It was just in 2001, upon an oil review’s disclosure of a U-vessel close where the Robert E. Lee sank, that students of history found the appropriate response: The U-166 was sank by the primary assault. Both the Robert E. Lee and U-166 currently sit at the base of the Gulf of Mexico, a scary indication of a German assault unimaginably near American soil amid World War II, under 80 kilometers (50 mi) south of the Mississippi River Delta.
On October 24, 1943, U-505 was bombarded with profundity charges by British destroyers. Amidst the assault, Peter Zschech, the authority of the sub, shot himself in the head before his team in the control room.In a record of the day’s occasions, a crew member named Hans Goebler takes note of that Zschech didn’t completely pass on by the gunfire and was making boisterous sounds after he shot himself, making it less demanding for the British to find them by sonar.
He at that point depicts somebody snatching a pad and putting it over Zschech’s mouth, to the daunt of the team specialist, who challenged, however two other group individuals held the cushion immovably until the point that Zschech was quiet. Zschech’s second-in-charge assumed control and drove the team through the assault, and everybody on board survived yet Zschech. The passage from the logbook that day peruses “Kommandant tot,” signifying “Boss dead.”
Who doesn’t love a decent ocean creature story? On April 30, 1918, the team of the German U-vessel UB-85 surrendered readily to a British watch pontoon as their sub sank. The Germans’ boss, Captain Krech, had an abnormal tale concerning why they didn’t avoid: He said that the earlier night, while UB-85 was surfaced, a “peculiar monster” had smashed out of the water and joined itself to the deck, its tremendous weight about sinking the watercraft.
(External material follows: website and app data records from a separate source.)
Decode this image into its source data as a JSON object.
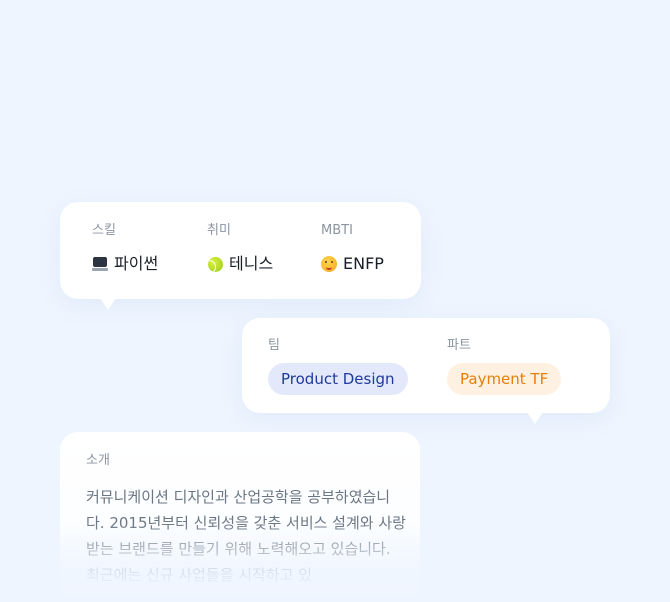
{
  "profile": {
    "skill": {
      "label": "스킬",
      "value": "파이썬",
      "icon": "laptop-icon"
    },
    "hobby": {
      "label": "취미",
      "value": "테니스",
      "icon": "tennis-ball-icon"
    },
    "mbti": {
      "label": "MBTI",
      "value": "ENFP",
      "icon": "smiling-face-icon"
    }
  },
  "org": {
    "team": {
      "label": "팀",
      "value": "Product Design",
      "color": "#1f3a9c",
      "background": "#e3e8fb"
    },
    "part": {
      "label": "파트",
      "value": "Payment TF",
      "color": "#e67e08",
      "background": "#fff1e1"
    }
  },
  "intro": {
    "label": "소개",
    "text": "커뮤니케이션 디자인과 산업공학을 공부하였습니다. 2015년부터 신뢰성을 갖춘 서비스 설계와 사랑받는 브랜드를 만들기 위해 노력해오고 있습니다. 최근에는 신규 사업들을 시작하고 있"
  },
  "colors": {
    "background": "#eef5ff",
    "card": "#ffffff",
    "label": "#8b95a1",
    "value": "#191f28"
  }
}
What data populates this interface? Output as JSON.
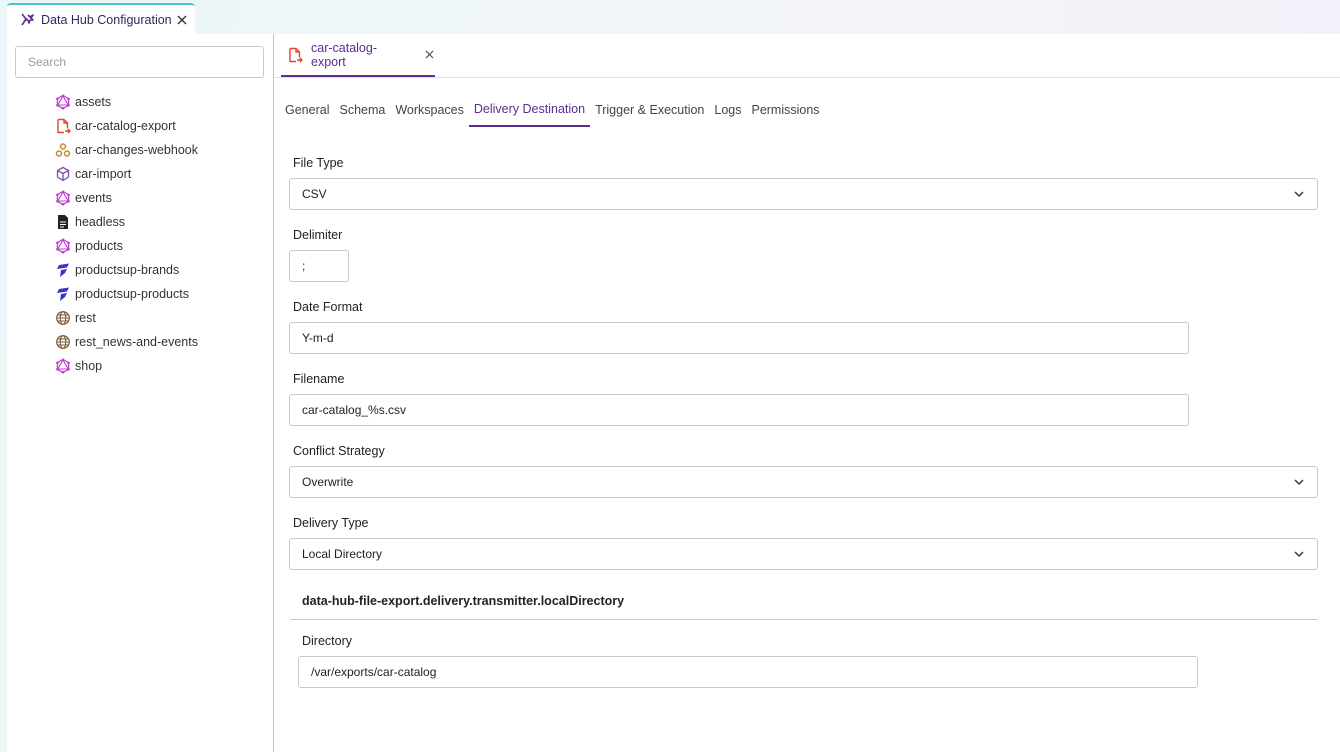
{
  "app_tab": {
    "title": "Data Hub Configuration"
  },
  "search": {
    "placeholder": "Search"
  },
  "tree": {
    "items": [
      {
        "label": "assets",
        "icon": "graphql-icon"
      },
      {
        "label": "car-catalog-export",
        "icon": "file-export-icon"
      },
      {
        "label": "car-changes-webhook",
        "icon": "webhook-icon"
      },
      {
        "label": "car-import",
        "icon": "cube-import-icon"
      },
      {
        "label": "events",
        "icon": "graphql-icon"
      },
      {
        "label": "headless",
        "icon": "document-icon"
      },
      {
        "label": "products",
        "icon": "graphql-icon"
      },
      {
        "label": "productsup-brands",
        "icon": "productsup-icon"
      },
      {
        "label": "productsup-products",
        "icon": "productsup-icon"
      },
      {
        "label": "rest",
        "icon": "globe-icon"
      },
      {
        "label": "rest_news-and-events",
        "icon": "globe-icon"
      },
      {
        "label": "shop",
        "icon": "graphql-icon"
      }
    ]
  },
  "doc_tab": {
    "label": "car-catalog-export"
  },
  "sub_tabs": [
    "General",
    "Schema",
    "Workspaces",
    "Delivery Destination",
    "Trigger & Execution",
    "Logs",
    "Permissions"
  ],
  "form": {
    "file_type": {
      "label": "File Type",
      "value": "CSV"
    },
    "delimiter": {
      "label": "Delimiter",
      "value": ";"
    },
    "date_format": {
      "label": "Date Format",
      "value": "Y-m-d"
    },
    "filename": {
      "label": "Filename",
      "value": "car-catalog_%s.csv"
    },
    "conflict_strategy": {
      "label": "Conflict Strategy",
      "value": "Overwrite"
    },
    "delivery_type": {
      "label": "Delivery Type",
      "value": "Local Directory"
    },
    "section_title": "data-hub-file-export.delivery.transmitter.localDirectory",
    "directory": {
      "label": "Directory",
      "value": "/var/exports/car-catalog"
    }
  },
  "colors": {
    "accent": "#5b2d90",
    "graphql": "#c13fd0",
    "export": "#e0452d",
    "webhook": "#c9882a",
    "productsup": "#3a36c6",
    "globe": "#7a5a3a"
  }
}
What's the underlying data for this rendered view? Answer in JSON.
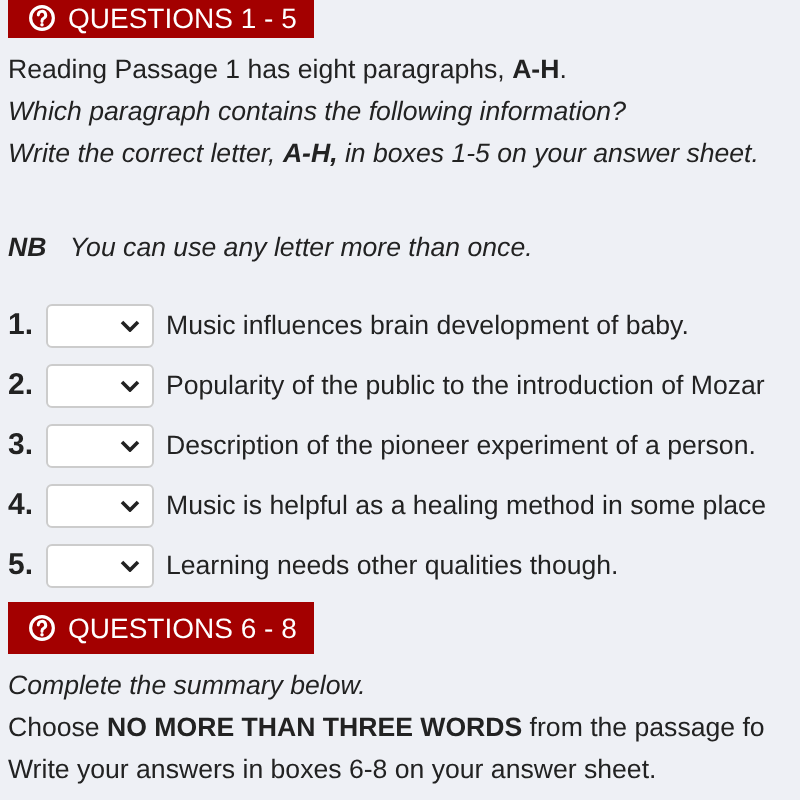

The brute, as indicated by Krech, had “huge eyes, set in a horny kind of skull.”
The team began terminating their sidearms at it, in the end harming it enough to debilitate its grasp. The creature let go, yet it cleared out the deck so harmed that UB-85 couldn’t dive. In 2016, the disaster area of UB-85 was found, focusing on what could have occurred in 1918. Is it safe to say that it was an ocean beast, or something unique? Students of history as of late revealed a meeting with another group part which discloses to us what may have truly occurred: Apparently, Krech had a radiator introduced in the officers’ quarters. The links for this radiator went through a watertight bring forth, making it defenseless against flooding. It’s possible that Krech’s story is only an “ocean beast sank my submarine” reason for his own particular carelessness, however devotees still demand it was a kraken-like creature.
The H.L. Hunley
Picture this present: It’s 2000, and you’re a jumper going submerged to enable haul to out the Confederate submarine H.L. Hunley, the main battle submarine ever to sink an adversary warship. The submarine vanished that day it sank the USS Housatonic, on February 17, 1864.When you get the opportunity to look inside the art, you are struck by seeing eight skeletons, each keeping an eye on a particular submarine station, none of which seem to have been frightened by sinking or have moved from their posts.
What could have made them stay where they were, splendidly protected in an unusual picture of action?The answer researchers found is that the H.L. Hunley experienced the blast of its own torpedo, which was exploded by smashing the Housatonic, thumping them oblivious. Unfit to direct the sub or do whatever else, they stayed at their stations, not to be found for a long time. The H.L. Hunley stopped around 300 meters (1,000 ft) far from the disaster area of the Housatonic.